While South Korean dramas are a particularly sought-after indulgence, some cadres worried about getting caught up in one of Kim Jong Un’s purges or falling out of favor amid interparty jockeying are looking for reassurance from an unlikely illicit source—fortune tellers.
The new fad has picked up as those offering to foresee the future for anxious comrades offer home visits, according to Daily NK, a news site that specializes in getting information from sources inside North Korea.
According to sources inside the communist state, more residents are seeking out fortune tellers despite the service being banned. To avoid the punishment, they are meeting their clairvoyants clandestinely.
According to Daily NK, residents are worried about oppressive policies and economic uncertainty arising from international sanctions. North Korea was subject to another round of United Nations Security Council sanctions in December, and North Korean state media have continued to tell residents that war could come at any time.
But authorities don’t want citizens getting information from unregulated sources, making fortune telling a dangerous profession.
“Recently, the authorities have been trying to rid the country of superstition by making examples of fortune tellers and face-readers, sending them to labor camps,” a source in South Pyongan Province told Daily NK via telephone on Dec. 29.
“However, people are always interested to know what fortunes the new year will bring them, so they’re asking around to try to find undercover fortune tellers.”
According to the source, fortune tellers are being sought out by Party cadres and “donju,” the wealthy elite who have emerged in recent years out of a combination of official corruption and free enterprise.
Some donju will pick up fortune tellers in their cars, bring them home, and have them read the fortunes of friends and family before dropping them back off, said the source.
Practicing or promoting “superstitious practices” is illegal in North Korea, reports Daily NK, citing article 256 of the North Korean Constitution: “Those who receive money or goods in exchange for performing superstitious practices on multiple occasions will be sentenced to a punishment of a maximum of one year of labor […] Those who teach multiple people about superstitious practices or bring about severe results through such practices will be sentenced to a maximum of three years of labor. In extreme cases, the penalty of labor will be from three to seven years.”
Officials have tried to crack down on the practice through arrests, but widespread uncertainty will continue to fuel demand, said the source.
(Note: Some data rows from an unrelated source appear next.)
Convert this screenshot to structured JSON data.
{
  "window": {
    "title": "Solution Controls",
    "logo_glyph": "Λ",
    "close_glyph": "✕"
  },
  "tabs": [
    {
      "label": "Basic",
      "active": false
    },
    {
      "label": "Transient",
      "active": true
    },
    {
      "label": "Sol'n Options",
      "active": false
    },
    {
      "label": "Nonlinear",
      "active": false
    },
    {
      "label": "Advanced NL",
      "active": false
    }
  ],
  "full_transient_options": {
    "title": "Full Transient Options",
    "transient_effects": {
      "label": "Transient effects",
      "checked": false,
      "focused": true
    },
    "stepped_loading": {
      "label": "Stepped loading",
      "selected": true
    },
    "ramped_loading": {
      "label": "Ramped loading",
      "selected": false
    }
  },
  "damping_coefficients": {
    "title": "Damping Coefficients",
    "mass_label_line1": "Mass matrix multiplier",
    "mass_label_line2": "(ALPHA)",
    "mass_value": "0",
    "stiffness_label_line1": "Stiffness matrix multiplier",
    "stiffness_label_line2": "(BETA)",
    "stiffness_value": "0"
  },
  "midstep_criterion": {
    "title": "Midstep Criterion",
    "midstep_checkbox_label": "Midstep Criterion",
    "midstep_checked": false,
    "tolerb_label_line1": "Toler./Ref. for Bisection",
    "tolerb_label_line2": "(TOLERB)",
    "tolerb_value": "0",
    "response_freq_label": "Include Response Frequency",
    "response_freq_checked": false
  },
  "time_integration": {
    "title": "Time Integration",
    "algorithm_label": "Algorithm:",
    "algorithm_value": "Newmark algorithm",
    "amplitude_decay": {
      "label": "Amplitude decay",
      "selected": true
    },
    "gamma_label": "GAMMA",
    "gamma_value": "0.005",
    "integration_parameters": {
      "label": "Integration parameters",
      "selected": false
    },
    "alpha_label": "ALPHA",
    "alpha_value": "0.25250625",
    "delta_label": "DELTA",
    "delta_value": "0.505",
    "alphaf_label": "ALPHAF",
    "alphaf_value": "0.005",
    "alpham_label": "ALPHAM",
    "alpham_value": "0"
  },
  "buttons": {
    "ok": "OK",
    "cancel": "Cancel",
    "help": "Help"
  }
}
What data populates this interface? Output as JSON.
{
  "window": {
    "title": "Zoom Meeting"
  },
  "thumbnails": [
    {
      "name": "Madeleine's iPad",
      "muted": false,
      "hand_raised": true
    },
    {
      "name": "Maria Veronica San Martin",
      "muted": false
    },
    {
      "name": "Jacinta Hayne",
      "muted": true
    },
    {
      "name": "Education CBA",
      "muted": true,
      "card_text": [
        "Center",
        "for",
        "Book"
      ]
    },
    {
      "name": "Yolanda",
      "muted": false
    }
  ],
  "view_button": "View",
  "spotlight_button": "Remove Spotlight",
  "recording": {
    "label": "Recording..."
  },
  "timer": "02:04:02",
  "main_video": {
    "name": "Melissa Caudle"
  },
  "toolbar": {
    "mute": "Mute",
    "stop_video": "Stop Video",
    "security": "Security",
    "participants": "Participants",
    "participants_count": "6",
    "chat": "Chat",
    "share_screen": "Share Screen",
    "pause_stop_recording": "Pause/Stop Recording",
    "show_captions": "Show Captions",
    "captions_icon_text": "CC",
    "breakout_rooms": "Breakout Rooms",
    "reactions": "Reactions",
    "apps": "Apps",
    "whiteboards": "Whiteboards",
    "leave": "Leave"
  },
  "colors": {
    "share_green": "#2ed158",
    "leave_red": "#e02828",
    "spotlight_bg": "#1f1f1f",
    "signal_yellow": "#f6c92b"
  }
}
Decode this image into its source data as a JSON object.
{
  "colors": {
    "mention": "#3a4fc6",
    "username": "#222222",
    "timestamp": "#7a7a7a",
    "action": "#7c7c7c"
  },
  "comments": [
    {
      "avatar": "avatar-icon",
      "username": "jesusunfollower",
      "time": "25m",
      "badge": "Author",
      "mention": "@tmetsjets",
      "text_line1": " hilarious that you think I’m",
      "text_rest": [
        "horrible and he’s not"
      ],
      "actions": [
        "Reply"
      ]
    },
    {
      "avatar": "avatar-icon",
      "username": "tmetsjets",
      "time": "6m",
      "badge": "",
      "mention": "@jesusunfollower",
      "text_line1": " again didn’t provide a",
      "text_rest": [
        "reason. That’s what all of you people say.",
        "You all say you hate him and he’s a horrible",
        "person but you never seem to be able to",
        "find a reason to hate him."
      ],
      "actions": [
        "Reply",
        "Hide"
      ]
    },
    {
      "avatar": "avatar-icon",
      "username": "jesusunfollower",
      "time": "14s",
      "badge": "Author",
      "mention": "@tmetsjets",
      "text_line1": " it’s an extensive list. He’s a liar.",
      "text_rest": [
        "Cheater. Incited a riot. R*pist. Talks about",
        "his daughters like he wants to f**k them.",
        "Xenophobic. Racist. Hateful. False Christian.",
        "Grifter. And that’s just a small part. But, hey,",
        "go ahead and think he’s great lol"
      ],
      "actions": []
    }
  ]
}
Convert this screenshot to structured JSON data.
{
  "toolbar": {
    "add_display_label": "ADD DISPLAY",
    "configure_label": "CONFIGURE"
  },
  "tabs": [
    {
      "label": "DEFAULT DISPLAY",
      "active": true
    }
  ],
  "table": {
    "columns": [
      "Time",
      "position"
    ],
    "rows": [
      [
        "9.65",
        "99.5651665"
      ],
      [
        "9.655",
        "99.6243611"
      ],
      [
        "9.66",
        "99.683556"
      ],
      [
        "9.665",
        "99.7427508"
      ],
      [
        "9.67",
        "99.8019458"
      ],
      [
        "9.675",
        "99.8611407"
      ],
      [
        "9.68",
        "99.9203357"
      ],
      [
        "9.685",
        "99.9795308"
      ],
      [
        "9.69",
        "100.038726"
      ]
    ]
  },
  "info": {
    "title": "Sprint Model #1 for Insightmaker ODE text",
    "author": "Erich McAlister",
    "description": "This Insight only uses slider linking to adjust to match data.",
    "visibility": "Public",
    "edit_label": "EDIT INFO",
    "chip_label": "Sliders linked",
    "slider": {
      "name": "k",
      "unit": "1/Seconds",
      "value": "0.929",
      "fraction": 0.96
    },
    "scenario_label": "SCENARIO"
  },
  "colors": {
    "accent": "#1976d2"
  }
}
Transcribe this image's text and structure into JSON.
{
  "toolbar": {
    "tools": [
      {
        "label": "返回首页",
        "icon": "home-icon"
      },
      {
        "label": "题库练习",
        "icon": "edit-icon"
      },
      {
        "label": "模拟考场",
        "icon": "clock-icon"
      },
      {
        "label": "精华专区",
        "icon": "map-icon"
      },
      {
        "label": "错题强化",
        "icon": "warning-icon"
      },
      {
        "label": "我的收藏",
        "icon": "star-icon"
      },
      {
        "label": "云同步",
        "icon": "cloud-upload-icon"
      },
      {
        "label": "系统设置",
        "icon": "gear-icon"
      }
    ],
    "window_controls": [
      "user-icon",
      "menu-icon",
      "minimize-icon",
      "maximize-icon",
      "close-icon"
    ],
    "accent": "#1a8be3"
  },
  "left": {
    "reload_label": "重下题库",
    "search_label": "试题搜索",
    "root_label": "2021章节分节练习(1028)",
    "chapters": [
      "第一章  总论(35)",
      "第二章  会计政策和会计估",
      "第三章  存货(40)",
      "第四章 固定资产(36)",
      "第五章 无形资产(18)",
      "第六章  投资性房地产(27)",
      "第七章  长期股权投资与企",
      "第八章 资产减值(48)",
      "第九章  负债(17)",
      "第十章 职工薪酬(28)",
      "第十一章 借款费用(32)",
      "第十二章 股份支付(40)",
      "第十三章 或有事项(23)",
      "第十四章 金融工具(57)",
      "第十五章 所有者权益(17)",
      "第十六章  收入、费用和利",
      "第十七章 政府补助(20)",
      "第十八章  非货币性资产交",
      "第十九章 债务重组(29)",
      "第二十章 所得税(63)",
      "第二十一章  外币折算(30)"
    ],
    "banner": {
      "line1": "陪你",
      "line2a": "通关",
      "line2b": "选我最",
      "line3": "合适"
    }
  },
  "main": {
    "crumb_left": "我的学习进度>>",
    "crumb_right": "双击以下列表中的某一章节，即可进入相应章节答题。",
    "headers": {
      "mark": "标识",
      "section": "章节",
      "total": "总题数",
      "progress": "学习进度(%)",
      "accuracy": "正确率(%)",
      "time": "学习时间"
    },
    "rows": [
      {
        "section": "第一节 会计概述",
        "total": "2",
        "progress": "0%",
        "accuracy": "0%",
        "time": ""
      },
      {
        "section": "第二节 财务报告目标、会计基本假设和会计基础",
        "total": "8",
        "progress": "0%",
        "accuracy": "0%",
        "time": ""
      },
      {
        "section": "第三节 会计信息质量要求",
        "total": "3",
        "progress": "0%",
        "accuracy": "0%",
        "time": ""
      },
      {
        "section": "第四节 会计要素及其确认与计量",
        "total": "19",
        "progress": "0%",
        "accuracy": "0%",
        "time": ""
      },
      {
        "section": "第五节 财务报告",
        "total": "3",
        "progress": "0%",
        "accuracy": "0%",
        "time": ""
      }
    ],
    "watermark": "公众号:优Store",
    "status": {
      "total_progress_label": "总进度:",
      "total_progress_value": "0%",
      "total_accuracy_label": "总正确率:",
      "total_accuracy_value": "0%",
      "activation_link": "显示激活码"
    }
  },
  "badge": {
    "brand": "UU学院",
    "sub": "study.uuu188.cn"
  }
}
For North Koreans distrustful of the Kim regime and worried about the future, fortune tellers provide a source of comfort, reports Daily NK.
A separate source in North Pyongan Province told the news site that arresting fortune tellers would do little to curb the practice.
“Instead of trying to solve the fundamental problems like providing food for everyone, the authorities are focusing on catching fortune tellers. This is driving up dissatisfaction.”
Despite the harsh punishment, fortune telling by face reading and birthdate has grown in popularity since the late 90s. Fortune tellers can earn between 5,000 and 50,000 KPW (North Korean dollars). One kilogram of rice costs 5,000 KPW.
“Getting one’s fortune read is a way of seeking stability and affirmation, so it tends to be popular with those who face uncertainty, like Party cadres,” said the source. “So it seems inevitable that the fortune tellers will continue to visit their homes.”